### TASK GOAL
Select every line containing the word "this" from the material, and copy those lines.

### RAW DATA

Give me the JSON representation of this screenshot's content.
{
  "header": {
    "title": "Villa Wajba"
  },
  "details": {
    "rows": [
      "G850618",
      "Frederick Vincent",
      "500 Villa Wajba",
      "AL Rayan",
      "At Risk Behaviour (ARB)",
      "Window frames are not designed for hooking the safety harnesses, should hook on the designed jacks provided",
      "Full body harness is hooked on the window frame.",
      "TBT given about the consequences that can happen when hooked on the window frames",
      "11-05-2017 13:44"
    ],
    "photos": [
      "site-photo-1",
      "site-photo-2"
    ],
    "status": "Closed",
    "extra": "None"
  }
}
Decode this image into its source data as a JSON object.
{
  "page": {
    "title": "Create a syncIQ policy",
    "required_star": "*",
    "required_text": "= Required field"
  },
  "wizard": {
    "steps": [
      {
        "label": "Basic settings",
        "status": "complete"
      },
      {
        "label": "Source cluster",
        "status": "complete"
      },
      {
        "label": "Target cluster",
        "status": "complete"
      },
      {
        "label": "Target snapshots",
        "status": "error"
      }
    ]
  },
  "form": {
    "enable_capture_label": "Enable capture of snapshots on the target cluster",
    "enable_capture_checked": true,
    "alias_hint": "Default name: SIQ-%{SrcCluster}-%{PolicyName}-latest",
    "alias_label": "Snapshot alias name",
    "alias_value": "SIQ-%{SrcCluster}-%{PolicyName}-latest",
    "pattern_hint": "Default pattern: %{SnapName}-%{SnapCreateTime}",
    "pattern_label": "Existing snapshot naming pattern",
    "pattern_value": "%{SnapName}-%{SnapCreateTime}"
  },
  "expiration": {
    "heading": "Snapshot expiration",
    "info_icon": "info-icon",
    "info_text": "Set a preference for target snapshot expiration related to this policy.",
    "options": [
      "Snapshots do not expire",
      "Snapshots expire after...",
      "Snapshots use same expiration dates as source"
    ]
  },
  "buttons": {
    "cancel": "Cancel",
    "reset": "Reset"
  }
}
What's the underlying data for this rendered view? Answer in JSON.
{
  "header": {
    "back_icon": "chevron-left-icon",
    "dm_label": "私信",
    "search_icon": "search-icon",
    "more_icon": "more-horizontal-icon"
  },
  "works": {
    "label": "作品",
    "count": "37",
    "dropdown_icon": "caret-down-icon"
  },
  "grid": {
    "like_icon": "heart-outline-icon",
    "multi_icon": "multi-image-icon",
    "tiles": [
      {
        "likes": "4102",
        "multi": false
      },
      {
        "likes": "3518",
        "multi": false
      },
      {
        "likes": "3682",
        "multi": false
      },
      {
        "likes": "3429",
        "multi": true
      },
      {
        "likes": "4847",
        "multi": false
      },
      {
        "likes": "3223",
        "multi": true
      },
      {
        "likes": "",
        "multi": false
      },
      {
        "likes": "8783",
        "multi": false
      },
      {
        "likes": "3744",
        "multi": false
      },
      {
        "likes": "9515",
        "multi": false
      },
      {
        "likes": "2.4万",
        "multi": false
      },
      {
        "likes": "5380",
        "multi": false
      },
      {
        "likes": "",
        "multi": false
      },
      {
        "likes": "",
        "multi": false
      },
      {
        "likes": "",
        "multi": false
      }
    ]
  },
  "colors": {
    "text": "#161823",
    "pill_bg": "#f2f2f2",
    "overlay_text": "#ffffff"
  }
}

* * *

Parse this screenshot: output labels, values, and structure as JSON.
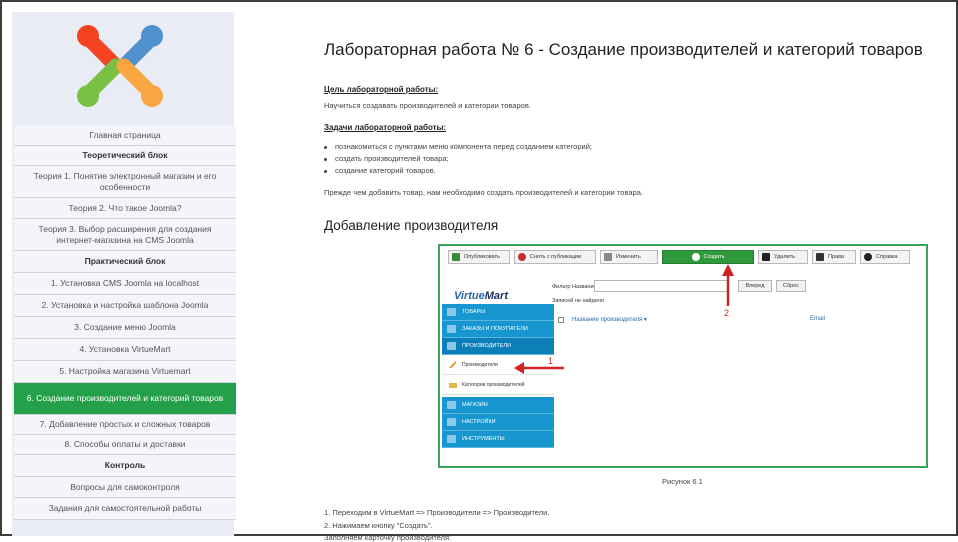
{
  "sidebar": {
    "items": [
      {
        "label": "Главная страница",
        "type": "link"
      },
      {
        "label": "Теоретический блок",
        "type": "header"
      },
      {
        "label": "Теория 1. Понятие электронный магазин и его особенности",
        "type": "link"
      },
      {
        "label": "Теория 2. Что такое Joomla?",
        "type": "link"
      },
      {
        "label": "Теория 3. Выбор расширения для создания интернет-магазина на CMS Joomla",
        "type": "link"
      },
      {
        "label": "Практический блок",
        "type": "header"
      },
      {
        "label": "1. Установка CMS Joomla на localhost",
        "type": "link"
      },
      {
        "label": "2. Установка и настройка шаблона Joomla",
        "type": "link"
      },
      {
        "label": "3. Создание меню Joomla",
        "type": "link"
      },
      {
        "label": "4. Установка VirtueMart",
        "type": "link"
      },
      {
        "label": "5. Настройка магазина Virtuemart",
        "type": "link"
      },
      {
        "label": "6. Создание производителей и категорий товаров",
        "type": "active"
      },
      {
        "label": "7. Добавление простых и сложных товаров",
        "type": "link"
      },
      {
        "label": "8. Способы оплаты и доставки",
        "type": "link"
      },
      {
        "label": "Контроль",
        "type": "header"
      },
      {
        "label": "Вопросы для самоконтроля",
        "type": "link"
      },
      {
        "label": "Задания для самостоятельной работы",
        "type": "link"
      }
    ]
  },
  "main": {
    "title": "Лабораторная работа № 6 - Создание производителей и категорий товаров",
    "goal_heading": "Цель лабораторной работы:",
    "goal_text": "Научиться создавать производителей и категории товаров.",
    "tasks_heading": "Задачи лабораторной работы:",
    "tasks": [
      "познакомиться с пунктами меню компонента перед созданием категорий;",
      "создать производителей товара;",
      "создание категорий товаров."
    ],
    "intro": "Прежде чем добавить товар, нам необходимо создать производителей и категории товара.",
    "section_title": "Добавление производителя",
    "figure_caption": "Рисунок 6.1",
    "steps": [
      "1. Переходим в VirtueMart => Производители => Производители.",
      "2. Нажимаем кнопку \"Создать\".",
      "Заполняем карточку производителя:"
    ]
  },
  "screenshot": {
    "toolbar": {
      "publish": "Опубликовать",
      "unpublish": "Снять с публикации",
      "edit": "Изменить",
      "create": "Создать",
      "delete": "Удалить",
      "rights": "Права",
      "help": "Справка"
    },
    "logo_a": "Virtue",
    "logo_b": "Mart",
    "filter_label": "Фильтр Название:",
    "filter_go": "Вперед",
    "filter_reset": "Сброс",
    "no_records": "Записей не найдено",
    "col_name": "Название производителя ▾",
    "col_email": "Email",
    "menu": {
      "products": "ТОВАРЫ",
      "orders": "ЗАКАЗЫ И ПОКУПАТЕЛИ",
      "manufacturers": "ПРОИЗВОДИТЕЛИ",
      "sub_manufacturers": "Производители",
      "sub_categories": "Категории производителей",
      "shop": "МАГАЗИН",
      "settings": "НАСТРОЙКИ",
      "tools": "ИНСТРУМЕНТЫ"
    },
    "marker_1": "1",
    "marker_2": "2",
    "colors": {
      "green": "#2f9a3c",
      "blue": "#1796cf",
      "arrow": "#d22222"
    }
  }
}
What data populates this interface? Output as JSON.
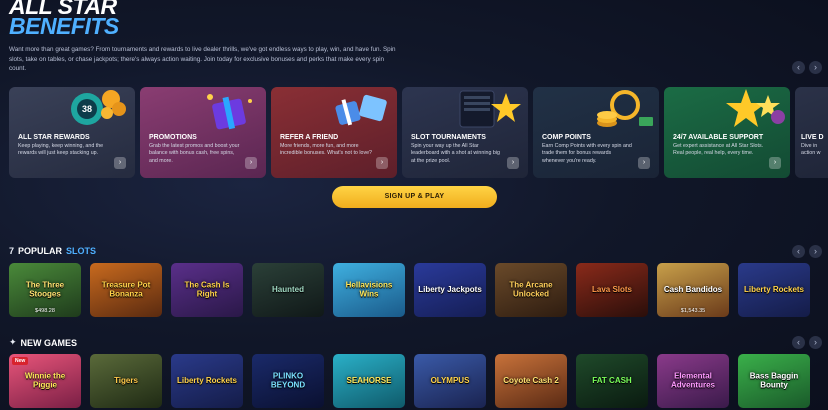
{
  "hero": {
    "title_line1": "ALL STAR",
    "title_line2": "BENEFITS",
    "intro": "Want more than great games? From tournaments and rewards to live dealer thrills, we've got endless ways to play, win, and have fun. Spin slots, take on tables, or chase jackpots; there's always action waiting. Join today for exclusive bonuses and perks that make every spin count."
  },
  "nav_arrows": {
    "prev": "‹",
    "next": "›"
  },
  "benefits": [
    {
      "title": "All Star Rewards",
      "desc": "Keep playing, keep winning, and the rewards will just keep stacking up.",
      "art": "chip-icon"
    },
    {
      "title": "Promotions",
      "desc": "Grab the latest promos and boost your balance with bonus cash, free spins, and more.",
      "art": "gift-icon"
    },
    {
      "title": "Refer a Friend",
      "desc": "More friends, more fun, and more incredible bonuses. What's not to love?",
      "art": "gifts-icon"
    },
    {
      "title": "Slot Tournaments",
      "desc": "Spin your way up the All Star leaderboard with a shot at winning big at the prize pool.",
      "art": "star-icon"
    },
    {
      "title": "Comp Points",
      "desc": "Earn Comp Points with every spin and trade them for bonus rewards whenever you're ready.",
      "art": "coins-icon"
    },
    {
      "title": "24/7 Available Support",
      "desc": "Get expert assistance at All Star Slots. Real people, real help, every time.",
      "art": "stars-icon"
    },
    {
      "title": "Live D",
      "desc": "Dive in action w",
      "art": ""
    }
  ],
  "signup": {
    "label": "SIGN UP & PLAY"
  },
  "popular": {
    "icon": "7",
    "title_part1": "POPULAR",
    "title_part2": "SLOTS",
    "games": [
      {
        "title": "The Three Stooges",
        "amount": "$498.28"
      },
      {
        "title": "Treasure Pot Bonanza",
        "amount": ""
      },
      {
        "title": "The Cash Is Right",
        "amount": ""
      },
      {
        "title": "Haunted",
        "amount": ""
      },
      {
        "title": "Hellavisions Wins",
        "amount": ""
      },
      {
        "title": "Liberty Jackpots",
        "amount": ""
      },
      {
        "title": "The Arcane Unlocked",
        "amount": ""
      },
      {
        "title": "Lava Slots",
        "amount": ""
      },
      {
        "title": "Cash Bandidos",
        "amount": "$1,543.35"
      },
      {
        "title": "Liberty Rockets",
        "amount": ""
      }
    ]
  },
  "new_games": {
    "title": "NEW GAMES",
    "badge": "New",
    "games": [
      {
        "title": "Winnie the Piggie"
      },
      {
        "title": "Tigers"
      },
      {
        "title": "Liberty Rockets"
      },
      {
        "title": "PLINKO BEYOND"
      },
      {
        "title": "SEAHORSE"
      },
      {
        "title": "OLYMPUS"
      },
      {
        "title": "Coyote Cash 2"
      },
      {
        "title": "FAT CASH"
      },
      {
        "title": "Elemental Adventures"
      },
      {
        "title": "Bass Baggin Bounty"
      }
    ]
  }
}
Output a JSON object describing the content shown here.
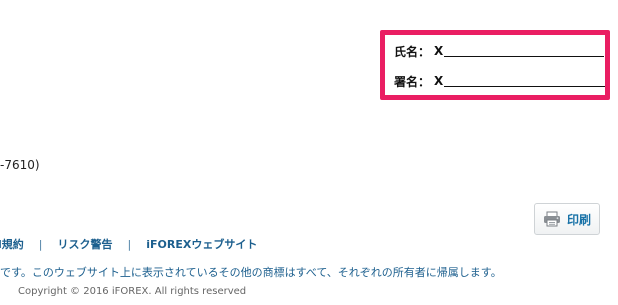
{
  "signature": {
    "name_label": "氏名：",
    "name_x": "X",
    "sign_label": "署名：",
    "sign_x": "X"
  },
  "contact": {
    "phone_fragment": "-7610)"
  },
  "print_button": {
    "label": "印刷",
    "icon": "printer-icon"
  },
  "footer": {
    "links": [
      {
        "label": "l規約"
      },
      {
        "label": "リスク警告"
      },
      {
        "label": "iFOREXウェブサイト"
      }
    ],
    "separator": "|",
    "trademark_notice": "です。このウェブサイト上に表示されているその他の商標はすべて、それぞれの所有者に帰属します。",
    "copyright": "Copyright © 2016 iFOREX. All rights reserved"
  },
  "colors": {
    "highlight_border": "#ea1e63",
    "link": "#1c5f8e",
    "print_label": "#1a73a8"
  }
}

### RESPONSE BOX
Give me the JSON representation of this screenshot's content.
Decode this image into its source data as a JSON object.
    "info_text": "Set a preference for target snapshot expiration related to this policy.",
What's the underlying data for this rendered view? Answer in JSON.
Parse this screenshot: output labels, values, and structure as JSON.
What data populates this interface? Output as JSON.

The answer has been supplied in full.